The last step produces probabilities for S3 and C3; these theories make identical predictions but will have different priors granted by S and C. This will formalize the statement

Simpler theories are more likely to be true because they have been so in the past

### The model as a bayesian network

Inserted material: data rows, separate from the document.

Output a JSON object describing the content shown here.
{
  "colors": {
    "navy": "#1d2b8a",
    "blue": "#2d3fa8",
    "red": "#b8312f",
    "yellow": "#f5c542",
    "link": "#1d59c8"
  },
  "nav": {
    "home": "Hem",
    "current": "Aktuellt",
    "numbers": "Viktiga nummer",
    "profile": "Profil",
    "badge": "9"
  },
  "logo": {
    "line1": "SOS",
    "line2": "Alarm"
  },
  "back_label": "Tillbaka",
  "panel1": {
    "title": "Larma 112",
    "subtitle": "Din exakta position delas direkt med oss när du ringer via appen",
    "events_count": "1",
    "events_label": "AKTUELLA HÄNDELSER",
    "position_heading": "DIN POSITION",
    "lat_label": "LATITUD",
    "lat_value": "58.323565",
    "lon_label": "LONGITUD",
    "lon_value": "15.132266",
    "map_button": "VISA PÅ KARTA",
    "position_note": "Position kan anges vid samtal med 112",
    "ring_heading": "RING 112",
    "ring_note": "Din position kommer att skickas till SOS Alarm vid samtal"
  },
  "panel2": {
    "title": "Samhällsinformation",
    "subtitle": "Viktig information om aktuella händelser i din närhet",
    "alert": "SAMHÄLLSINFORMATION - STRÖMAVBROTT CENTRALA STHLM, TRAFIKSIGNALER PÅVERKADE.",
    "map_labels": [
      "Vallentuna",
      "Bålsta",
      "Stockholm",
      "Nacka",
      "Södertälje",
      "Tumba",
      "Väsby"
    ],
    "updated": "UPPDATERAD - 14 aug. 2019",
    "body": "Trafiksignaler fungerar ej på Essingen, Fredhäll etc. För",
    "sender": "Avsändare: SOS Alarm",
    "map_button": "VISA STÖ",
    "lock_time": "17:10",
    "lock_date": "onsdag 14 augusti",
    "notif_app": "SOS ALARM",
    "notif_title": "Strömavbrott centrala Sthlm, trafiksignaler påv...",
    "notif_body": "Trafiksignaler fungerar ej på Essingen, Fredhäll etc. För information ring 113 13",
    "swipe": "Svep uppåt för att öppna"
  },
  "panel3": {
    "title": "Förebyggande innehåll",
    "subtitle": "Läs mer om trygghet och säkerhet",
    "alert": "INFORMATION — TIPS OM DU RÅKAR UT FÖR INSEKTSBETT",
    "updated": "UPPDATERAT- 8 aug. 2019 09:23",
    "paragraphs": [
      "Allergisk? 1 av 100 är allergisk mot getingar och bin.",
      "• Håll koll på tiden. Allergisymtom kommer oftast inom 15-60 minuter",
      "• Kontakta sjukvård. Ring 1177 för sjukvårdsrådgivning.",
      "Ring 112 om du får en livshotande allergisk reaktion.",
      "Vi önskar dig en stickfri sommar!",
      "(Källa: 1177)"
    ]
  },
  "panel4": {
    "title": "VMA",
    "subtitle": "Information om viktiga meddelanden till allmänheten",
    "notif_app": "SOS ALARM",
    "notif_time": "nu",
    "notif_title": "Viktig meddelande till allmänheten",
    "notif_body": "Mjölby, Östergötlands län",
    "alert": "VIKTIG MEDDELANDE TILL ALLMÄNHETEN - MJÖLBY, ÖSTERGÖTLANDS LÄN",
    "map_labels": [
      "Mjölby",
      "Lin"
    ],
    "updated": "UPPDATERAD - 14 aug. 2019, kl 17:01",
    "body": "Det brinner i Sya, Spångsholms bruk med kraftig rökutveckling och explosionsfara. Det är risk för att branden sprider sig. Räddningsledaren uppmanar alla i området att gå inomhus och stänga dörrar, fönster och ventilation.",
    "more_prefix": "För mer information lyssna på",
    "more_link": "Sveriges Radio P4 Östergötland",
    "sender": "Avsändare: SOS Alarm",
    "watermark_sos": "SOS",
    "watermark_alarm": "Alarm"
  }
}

Instead of doing all the above by hand (using equations 3,4,5,6), it’s easier to construct the corresponding bayesian network and let some general algorithm do the work. Formulating the model this way makes it much easier to understand, in fact it seems almost trivial. Additionally, our assumptions of conditional independence (1 and 2) map directly into the bayesian network formalism of nodes and edges, quite convenient! Node M represents the meta-theory, with possible values S and C, the H nodes represent theories, with possible values Sn and Cn. Note the lack of edges between Hn and Ex formalizing (1), and the lack of edges between M and En formalizing (2) (these were our assumptions of conditional independence).

I constructed this network using the SamIam tool developed at UCLA. With this tool we can construct the network and then monitor probabilities as we input data into the model, using the tool’s Query Mode. So let’s do that, fixing the actual outcome of the evidence nodes E1, E2 and E3 (click to enlarge) Theories S1 and S2 make correct predictions and are thus favoured by the data over C1 and C2. This in turn favours the meta-theory S, which is assigned a probability of 73% over meta-theory C, with 26%. Now, theories S3 and C3 make the same predictions about E3, but because of our meta-theory being better supported, they are assigned different probabilities. Again, recall our starting point

Simpler theories are more likely to be true because they have been so in the past

We can finally state this technically, as seen here The simple theory S3 is favored at 61% over C3 with 38%, even though they make the same predictions. In fact, we can see how this works if we look at what happens with and without meta-theoretic induction where as expected the mirrors of S3 and C3 would be granted the same probabilities. So everything seems to work, our meta-theory discriminates different theories and is itself justified via experience, as was the objective

Occam seems like an unjustified and arbitrary principle, in effect, an unsupported bias. Surely, there should be some way to anchor this widely applicable principle on something other than arbitrary choice. We need a way to represent a meta-theory such that it favours some theories over others and such that it can be justified through observations.

But, what happens when we add a meta-theory like Occam(t) into the picture? What happens when we apply the same argument at the meta-level that prompted the meta-theoretic justitification of simplicity we’ve developed? We define a meta-theory S-until-T with

P(S1|S-until-T) =  P(S2|S-until-T) = 3/4

P(S3|S-until-T) = 1/4

which yields this network Now both S and S-until-T accrue the same probability through evidence and therefore produce the same prior on S3 and C3, 50%. It seems we can’t escape our original problem.

Because both Occam and Occam(t) are supported by the same amount of evidence, equal priors will be assigned to S3 and C3. The only way out of this is for Occam and Occam(t) to have different priors themselves. But this leaves us back where we started!

We are just recasting the original problem at the meta level, we end up begging the question or in an infinite regress.

In conclusion, we have succeeded in formalizing meta-theoretic induction in a bayesian setting, and have verified that it works as intended. However, it ultimately does not solve the problem of justificating simplicity. The simplicity principle remains a prior belief independent of experience.

(The two networks used in this post are metainduction1.net and metainduction2.net, you need the SamIam tool to open these files)

 Simplicity is justified if we previously assume simplicity